automatically makes allows the user to make a local copy of every YouTube video that a user watches. YouTube has no way of knowing if someone is streaming or downloading a video - as it's simply a case of transferring bits over a wire. If the RIAA or MPAA ever subpoenaed YouTube's logs, they wouldn't be able to differentiate these users either.
A few years ago, a number of major firms started threatening Linux end-users with patent lawsuits. In response, one or two Linux companies to shield their customers from such lawsuits. That is, buy Linux from us, and we'll cover any potential legal bills.
Thinking along these lines, I reached out to YouTube to get their perspective. I wanted to know if they would offer to foot the bills of users who were sued after watching a video on their site. I also wanted to find out if YouTube has ever disclosed a list of infringing viewer IP addresses to a copyright holder.
YouTube's spokesperson ignored my actual questions, and instead told me that:
We prohibit users from uploading infringing material, and we cooperate with all copyright holders to identify and promptly remove infringing content as soon as we are officially notified.
As a company that respects the rights of copyright holders, we expect to continue to take the lead in providing state of the art DMCA tools and processes for all copyright holders.
While the liability for end users remains unclear, there is certainly the potential for some nasty lawsuits, should the copyright owners decide to go down that path. In a conversation with me, Prof. Snow described a scary future with Copyright Trolls who delay sending takedown letters to websites, so that the number of infringing users (who the company can later go after) will increase.
A scary future indeed.
Update: Jeff Chasen, a VP at RealPlayer contacted to let me know that I had erred in my original blog post. He told me that:
RealPlayer does not automatically download or make local copies of videos from YouTube. RealPlayer 11 gives users the option of downloading the video they are watching, but it requires that the user click a button to initiate the download. No copies or downloads occur until a user explicitly takes an action.

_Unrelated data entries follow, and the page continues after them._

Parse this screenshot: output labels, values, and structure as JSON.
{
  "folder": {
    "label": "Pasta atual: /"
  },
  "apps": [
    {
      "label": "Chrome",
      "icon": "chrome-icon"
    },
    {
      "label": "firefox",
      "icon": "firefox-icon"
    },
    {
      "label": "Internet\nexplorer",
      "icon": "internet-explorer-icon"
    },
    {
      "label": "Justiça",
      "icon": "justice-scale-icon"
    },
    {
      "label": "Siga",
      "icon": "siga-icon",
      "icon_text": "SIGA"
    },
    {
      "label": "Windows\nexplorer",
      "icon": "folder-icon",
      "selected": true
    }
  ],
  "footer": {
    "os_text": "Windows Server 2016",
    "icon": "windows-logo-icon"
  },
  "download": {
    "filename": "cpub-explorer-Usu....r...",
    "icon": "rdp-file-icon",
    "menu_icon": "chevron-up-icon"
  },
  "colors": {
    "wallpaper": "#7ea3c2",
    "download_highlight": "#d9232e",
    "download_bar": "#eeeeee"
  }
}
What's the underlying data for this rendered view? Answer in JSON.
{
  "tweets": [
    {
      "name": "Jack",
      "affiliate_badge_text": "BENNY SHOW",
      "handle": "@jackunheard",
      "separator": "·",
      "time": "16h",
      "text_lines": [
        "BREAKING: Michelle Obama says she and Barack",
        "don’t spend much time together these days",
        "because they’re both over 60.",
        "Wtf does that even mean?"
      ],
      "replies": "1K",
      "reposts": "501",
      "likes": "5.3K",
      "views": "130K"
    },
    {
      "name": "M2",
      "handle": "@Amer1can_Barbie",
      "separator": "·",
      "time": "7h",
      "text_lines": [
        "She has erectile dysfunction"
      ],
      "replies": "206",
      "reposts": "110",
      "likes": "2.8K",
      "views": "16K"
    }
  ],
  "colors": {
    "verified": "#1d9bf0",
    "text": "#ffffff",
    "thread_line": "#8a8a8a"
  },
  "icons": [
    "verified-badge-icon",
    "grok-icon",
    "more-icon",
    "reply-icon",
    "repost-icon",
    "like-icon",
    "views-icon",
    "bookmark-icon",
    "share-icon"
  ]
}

I do stand by my original point though, which is that YouTube (and any copyright holder who gets a list of the views/downloads via a subpoena) has no way to tell when a user is watching a video, and when a user is downloading them via a single-click RealPlayer tool.